■ **WHAT IS REQUIRED**: Please copy each line below that contains the string "into".

(Extracted data entries)
+===+

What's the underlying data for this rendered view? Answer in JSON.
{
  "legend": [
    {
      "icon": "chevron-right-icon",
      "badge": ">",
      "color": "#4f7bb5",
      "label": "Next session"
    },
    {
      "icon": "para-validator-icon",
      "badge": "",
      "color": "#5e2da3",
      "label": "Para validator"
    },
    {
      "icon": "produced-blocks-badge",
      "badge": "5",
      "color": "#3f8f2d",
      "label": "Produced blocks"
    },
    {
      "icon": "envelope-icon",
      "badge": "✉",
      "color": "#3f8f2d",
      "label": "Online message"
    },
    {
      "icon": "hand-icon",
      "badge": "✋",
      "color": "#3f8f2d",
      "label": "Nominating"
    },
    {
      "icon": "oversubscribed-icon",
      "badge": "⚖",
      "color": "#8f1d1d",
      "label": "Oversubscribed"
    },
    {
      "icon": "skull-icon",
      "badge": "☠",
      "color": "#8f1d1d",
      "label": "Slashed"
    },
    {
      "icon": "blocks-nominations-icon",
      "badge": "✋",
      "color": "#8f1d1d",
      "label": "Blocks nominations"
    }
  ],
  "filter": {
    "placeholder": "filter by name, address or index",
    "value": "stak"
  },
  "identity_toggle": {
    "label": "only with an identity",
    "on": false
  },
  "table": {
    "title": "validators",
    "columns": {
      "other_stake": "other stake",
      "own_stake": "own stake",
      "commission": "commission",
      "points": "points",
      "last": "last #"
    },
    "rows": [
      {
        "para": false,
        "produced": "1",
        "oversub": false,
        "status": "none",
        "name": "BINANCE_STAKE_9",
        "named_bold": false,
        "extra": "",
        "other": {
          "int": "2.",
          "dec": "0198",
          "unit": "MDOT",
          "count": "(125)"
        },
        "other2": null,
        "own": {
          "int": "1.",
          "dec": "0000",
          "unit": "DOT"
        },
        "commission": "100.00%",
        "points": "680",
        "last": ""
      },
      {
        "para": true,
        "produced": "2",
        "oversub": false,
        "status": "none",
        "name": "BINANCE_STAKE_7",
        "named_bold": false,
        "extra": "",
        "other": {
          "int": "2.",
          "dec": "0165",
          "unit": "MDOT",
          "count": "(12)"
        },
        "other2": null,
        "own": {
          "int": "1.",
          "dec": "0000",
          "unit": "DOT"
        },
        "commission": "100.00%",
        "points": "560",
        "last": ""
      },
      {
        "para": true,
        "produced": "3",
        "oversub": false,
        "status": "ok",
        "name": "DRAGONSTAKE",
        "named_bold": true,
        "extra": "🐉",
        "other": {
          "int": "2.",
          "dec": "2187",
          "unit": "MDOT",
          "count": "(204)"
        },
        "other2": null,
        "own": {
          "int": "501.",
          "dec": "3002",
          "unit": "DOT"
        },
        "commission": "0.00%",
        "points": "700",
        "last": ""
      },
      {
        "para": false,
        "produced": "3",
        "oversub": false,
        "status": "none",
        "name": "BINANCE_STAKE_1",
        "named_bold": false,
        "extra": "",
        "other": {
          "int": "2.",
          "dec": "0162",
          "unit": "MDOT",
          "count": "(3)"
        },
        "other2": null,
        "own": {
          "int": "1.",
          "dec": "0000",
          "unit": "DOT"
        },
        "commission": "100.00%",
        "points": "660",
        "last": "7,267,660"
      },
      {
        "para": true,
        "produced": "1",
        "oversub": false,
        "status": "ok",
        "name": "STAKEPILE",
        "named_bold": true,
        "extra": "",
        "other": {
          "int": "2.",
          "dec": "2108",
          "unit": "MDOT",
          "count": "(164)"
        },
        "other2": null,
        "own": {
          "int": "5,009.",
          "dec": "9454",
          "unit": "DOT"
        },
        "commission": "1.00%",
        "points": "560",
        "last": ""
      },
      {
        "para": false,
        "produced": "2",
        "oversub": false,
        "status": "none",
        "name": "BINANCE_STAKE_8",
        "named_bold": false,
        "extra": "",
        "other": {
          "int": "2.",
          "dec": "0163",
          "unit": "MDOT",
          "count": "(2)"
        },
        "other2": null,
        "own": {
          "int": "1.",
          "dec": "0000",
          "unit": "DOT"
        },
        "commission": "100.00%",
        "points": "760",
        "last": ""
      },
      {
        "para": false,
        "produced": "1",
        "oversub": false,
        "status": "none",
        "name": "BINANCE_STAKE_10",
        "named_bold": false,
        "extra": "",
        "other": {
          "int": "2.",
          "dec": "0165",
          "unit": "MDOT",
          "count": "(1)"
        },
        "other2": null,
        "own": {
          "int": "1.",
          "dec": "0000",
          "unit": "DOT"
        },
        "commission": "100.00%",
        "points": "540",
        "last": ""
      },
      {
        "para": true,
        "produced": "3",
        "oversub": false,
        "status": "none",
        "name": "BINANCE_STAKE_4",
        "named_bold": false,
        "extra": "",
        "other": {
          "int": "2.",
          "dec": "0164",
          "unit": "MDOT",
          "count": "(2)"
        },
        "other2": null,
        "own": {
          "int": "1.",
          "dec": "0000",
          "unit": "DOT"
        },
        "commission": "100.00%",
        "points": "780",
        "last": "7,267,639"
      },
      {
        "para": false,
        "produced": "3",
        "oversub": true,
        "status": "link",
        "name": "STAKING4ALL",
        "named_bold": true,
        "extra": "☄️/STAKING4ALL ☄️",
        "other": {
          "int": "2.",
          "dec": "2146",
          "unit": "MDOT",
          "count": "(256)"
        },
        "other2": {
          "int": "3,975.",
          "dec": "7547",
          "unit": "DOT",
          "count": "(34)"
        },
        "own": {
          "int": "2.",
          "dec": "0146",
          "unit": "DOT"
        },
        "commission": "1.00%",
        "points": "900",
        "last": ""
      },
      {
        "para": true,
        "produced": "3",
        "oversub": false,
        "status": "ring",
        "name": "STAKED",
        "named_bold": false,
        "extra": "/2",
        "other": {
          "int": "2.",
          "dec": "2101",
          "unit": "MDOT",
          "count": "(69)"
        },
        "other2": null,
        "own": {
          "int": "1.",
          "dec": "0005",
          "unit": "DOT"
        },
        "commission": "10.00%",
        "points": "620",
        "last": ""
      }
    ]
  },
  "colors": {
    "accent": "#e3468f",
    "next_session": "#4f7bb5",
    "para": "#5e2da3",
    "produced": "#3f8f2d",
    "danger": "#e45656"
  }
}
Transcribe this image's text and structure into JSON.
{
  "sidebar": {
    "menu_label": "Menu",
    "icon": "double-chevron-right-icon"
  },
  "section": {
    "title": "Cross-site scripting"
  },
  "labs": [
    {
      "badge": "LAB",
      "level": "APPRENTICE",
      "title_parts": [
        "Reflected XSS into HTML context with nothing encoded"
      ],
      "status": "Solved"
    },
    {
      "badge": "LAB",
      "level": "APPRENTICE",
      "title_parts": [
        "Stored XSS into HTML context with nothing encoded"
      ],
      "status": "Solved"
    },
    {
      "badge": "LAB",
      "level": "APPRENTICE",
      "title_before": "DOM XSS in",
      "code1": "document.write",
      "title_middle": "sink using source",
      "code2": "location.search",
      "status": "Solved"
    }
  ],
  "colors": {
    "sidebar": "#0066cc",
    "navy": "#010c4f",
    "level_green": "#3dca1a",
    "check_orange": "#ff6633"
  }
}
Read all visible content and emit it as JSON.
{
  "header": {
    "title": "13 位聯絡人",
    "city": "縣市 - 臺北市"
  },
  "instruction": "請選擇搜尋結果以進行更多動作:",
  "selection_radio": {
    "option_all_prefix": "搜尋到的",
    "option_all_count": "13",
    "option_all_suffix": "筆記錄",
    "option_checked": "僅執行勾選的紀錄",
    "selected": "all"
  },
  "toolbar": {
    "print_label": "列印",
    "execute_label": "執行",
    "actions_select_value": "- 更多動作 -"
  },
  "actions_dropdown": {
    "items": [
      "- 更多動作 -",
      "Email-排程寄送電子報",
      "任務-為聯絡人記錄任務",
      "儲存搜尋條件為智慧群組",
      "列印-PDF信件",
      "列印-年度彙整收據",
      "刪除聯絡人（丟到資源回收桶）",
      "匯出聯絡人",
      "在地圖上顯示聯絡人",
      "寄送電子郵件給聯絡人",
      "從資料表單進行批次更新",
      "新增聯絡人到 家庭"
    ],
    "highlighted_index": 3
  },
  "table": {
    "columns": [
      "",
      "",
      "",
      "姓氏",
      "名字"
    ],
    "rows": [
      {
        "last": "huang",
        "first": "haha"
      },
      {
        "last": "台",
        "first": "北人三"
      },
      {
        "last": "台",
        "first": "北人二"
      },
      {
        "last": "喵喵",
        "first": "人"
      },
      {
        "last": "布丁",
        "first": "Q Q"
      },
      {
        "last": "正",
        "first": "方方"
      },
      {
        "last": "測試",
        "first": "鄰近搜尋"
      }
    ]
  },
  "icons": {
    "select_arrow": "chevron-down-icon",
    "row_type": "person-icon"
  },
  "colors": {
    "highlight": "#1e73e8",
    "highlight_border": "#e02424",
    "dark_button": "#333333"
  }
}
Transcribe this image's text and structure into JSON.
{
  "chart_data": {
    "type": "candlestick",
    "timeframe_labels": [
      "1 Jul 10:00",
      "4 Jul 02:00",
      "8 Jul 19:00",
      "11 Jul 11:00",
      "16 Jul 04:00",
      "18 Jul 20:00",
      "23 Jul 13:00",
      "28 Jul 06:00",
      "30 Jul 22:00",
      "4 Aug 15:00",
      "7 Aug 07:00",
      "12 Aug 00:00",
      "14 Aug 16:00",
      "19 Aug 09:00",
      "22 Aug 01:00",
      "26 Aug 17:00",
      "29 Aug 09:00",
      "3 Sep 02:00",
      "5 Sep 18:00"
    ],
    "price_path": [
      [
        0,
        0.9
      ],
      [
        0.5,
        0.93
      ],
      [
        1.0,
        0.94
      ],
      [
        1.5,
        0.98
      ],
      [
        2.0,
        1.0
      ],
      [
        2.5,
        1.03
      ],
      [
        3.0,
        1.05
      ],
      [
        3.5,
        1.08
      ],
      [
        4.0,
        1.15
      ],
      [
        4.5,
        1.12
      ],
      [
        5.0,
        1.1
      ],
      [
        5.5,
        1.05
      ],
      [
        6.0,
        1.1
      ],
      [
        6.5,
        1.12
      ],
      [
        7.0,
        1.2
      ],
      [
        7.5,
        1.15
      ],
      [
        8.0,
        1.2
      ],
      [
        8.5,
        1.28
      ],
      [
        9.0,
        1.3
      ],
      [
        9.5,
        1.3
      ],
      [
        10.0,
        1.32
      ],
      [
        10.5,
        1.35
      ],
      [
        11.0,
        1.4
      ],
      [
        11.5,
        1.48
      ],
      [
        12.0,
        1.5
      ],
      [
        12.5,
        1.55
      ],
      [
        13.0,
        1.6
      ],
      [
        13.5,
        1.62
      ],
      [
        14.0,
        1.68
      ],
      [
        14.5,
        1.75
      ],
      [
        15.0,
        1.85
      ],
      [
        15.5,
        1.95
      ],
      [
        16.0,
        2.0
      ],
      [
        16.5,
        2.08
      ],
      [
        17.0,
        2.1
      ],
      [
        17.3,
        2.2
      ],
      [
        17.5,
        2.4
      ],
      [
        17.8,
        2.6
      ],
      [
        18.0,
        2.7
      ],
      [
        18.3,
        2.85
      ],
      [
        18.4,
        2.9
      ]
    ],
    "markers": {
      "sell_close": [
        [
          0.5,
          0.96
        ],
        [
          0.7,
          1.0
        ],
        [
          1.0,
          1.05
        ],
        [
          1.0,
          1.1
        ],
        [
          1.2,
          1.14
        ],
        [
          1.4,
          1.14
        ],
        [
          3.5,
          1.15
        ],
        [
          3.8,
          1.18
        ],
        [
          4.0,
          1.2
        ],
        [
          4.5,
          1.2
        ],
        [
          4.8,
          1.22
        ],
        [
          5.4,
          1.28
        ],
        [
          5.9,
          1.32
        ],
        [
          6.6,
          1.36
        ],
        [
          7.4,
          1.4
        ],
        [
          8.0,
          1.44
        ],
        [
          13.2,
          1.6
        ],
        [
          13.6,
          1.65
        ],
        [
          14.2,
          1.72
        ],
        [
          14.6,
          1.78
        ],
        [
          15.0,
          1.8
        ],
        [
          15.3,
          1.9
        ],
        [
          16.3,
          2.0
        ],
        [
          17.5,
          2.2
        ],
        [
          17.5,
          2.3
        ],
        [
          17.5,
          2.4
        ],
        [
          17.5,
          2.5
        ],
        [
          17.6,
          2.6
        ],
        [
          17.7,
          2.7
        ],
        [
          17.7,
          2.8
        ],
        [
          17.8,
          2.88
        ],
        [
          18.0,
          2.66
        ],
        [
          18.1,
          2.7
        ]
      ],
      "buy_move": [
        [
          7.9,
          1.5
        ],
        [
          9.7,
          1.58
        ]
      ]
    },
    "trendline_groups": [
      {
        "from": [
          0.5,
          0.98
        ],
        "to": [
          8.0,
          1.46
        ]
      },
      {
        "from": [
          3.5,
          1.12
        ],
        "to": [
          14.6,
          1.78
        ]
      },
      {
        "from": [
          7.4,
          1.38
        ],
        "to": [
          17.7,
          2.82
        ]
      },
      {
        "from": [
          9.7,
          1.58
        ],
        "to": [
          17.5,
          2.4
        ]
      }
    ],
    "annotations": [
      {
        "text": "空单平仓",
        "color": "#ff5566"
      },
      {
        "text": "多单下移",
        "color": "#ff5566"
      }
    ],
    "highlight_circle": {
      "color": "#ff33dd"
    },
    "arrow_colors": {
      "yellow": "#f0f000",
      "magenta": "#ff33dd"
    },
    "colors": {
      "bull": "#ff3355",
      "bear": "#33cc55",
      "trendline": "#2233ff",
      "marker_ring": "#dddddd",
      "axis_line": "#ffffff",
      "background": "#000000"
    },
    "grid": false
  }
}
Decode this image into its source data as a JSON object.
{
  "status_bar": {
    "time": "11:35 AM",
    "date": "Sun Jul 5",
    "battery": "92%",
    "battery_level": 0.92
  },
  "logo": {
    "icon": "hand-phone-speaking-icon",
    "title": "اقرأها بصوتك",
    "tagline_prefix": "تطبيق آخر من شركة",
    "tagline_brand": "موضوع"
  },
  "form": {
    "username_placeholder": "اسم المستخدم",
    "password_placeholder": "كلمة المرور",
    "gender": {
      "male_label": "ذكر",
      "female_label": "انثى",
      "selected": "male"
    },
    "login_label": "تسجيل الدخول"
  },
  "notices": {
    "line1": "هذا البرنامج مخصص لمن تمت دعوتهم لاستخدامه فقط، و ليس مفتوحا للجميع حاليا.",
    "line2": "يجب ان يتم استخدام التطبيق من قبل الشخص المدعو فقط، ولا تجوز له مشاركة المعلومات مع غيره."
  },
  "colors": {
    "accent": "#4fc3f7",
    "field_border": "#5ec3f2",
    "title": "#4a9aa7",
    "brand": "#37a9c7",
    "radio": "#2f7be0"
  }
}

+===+

■ **FINISHED TASK**:
Transcribe this image's text and structure into JSON.
        "Reflected XSS into HTML context with nothing encoded"
        "Stored XSS into HTML context with nothing encoded"
Transcribe this image's text and structure into JSON.
Decode this image into its source data as a JSON object.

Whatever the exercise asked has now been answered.